**EXERCISE DETAILS:** Could you retype the whole listing word for word and drop the images?
═════ GIVEN INFORMATION ═════
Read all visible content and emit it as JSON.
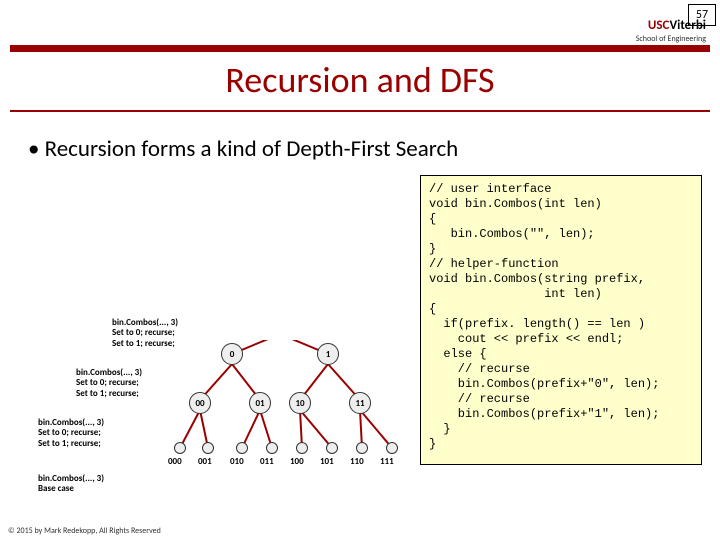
{
  "page_number": "57",
  "logo": {
    "usc": "USC",
    "vit": "Viterbi",
    "sub": "School of Engineering"
  },
  "title": "Recursion and DFS",
  "bullet": "• Recursion forms a kind of Depth-First Search",
  "code": "// user interface\nvoid bin.Combos(int len)\n{\n   bin.Combos(\"\", len);\n}\n// helper-function\nvoid bin.Combos(string prefix,\n                int len)\n{\n  if(prefix. length() == len )\n    cout << prefix << endl;\n  else {\n    // recurse\n    bin.Combos(prefix+\"0\", len);\n    // recurse\n    bin.Combos(prefix+\"1\", len);\n  }\n}",
  "tree": {
    "level1": [
      "0",
      "1"
    ],
    "level2": [
      "00",
      "01",
      "10",
      "11"
    ],
    "level3": [
      "000",
      "001",
      "010",
      "011",
      "100",
      "101",
      "110",
      "111"
    ]
  },
  "anno": {
    "a1": "bin.Combos(..., 3)\nSet to 0; recurse;\nSet to 1; recurse;",
    "a2": "bin.Combos(..., 3)\nSet to 0; recurse;\nSet to 1; recurse;",
    "a3": "bin.Combos(..., 3)\nSet to 0; recurse;\nSet to 1; recurse;",
    "a4": "bin.Combos(..., 3)\nBase case"
  },
  "copyright": "© 2015 by Mark Redekopp, All Rights Reserved"
}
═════
**ANSWER AREA:**
Read all visible content and emit it as JSON.
{
  "page_number": "57",
  "logo": {
    "usc": "USC",
    "vit": "Viterbi",
    "sub": "School of Engineering"
  },
  "title": "Recursion and DFS",
  "bullet": "• Recursion forms a kind of Depth-First Search",
  "code": "// user interface\nvoid bin.Combos(int len)\n{\n   bin.Combos(\"\", len);\n}\n// helper-function\nvoid bin.Combos(string prefix,\n                int len)\n{\n  if(prefix. length() == len )\n    cout << prefix << endl;\n  else {\n    // recurse\n    bin.Combos(prefix+\"0\", len);\n    // recurse\n    bin.Combos(prefix+\"1\", len);\n  }\n}",
  "tree": {
    "level1": [
      "0",
      "1"
    ],
    "level2": [
      "00",
      "01",
      "10",
      "11"
    ],
    "level3": [
      "000",
      "001",
      "010",
      "011",
      "100",
      "101",
      "110",
      "111"
    ]
  },
  "anno": {
    "a1": "bin.Combos(..., 3)\nSet to 0; recurse;\nSet to 1; recurse;",
    "a2": "bin.Combos(..., 3)\nSet to 0; recurse;\nSet to 1; recurse;",
    "a3": "bin.Combos(..., 3)\nSet to 0; recurse;\nSet to 1; recurse;",
    "a4": "bin.Combos(..., 3)\nBase case"
  },
  "copyright": "© 2015 by Mark Redekopp, All Rights Reserved"
}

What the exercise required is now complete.